For images of the Arabian leopard, click here
Absent from the mountains but otherwise widespread in the United Arab Emirates is the hare (Lepus capensis). Adapted to the harsh environment, the local hare is much smaller than its European counterpart and is therefore often mistaken for a rabbit, which does not occur in Arabia. Unlike the rabbit, the hare does not live in burrows, but spends the day motionless, with its ears folded back, relying totally on its camouflage, remaining in shallow scrapes under a bush or even in the open. The young hares, or leverets, are born fully furred with their eyes open and are able to survive without their mother from the seventh to the tenth day of their lives. The baby hares are left by the mother in separate locations, where she visits them a couple of times a night to let them suckle. The advantage of this system is that if one of them is found by a fox or another predator only that individual will be killed and not the whole litter. Should the mother vanish, then the babies are able to fend for themselves from a very early age. As with the other mammals that have adapted to the desert life, the hare does not need to drink water, obtaining enough moisture from the grasses and shrubs it eats.
For images of the Cape hare, click here
(Uromastix microlepis) The spiny-tailed lizard or dhub can grow to a length of 65 centimetres and usually lives in loose colonies, each burrow being approximately 20 to 50 metres distance from its neighbour.
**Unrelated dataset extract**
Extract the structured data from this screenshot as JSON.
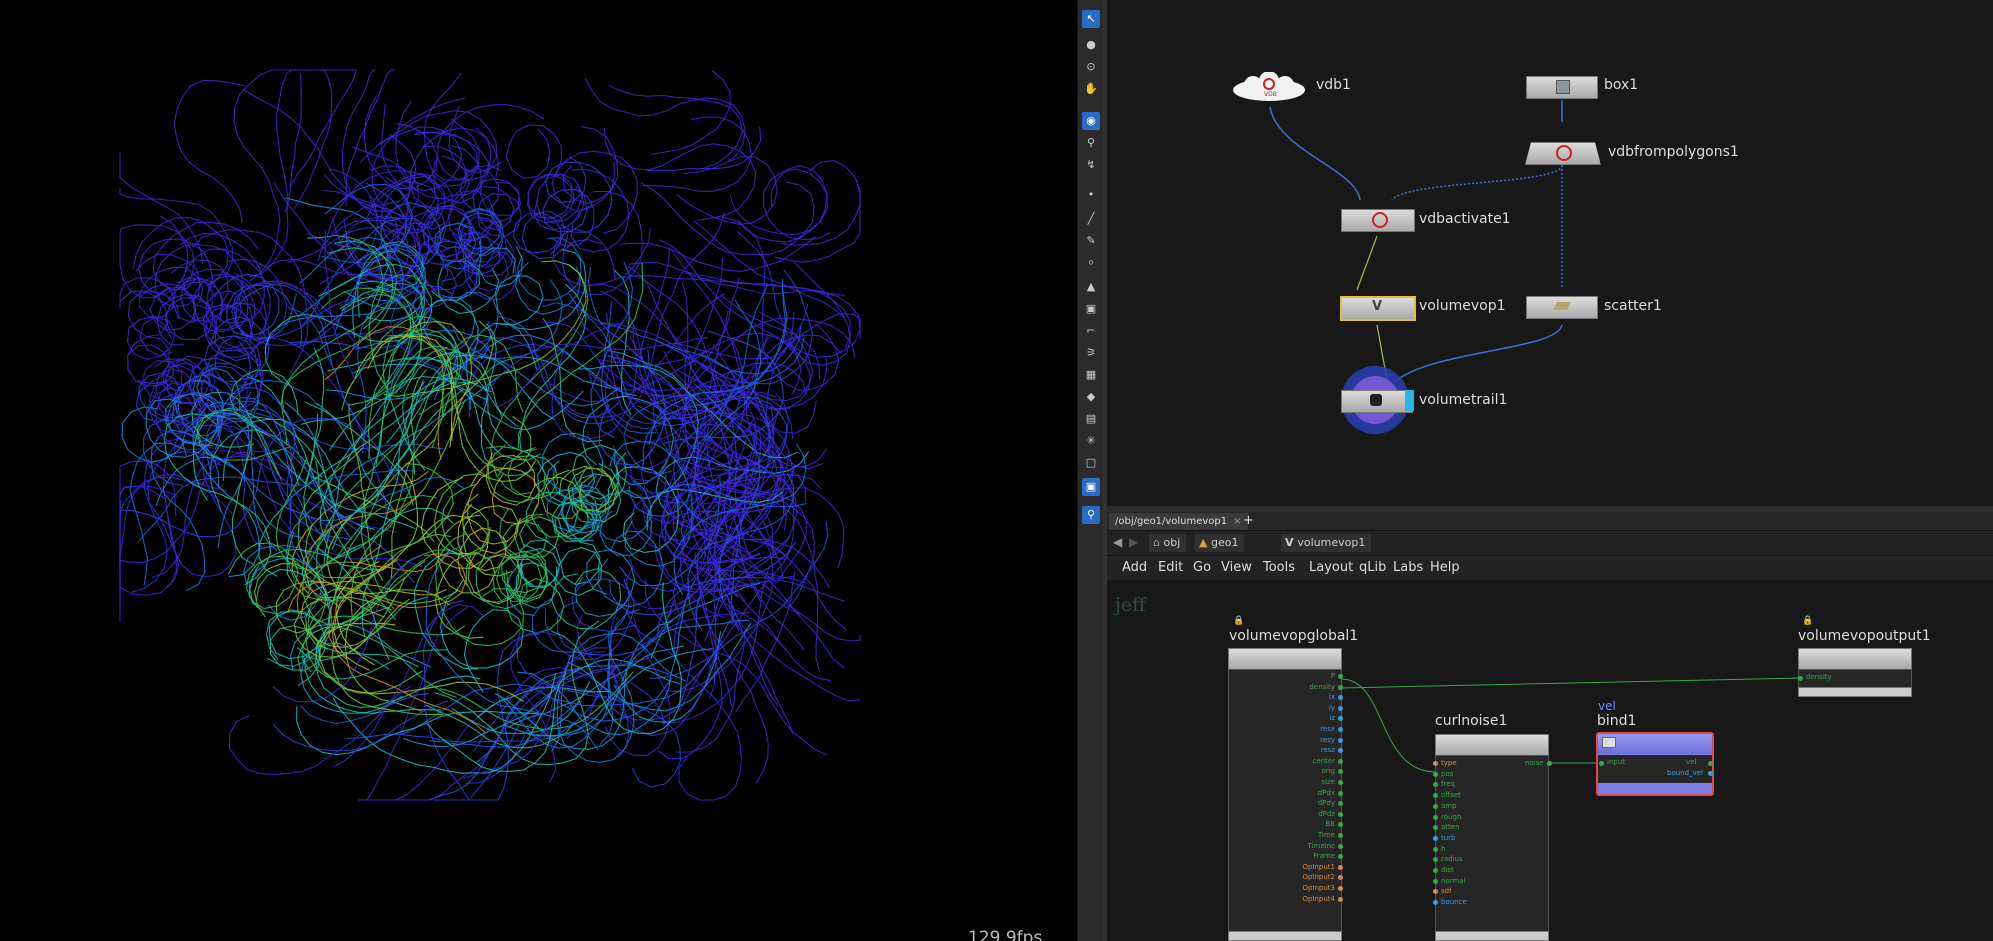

Colonies can extend over large areas, depending on the availability of food. Feeding on shrubs, the spiny-tailed lizard never drinks water and has special glands that help its body to dispose of uric acid. The spiny-tailed lizard often allows other creatures, such as snakes, scorpions and hedgehogs to share its burrow. Despite its dragon-like appearance it is a very placid animal that prefers to flee rather than enter into conflict. If cornered, however, it can inflict a painful blow with its spiny tail or alternatively a nasty bite from strong jaws with sharp bony plates. The dhub used to be a welcome source of protein for the Bedouin and its tough skin was widely used.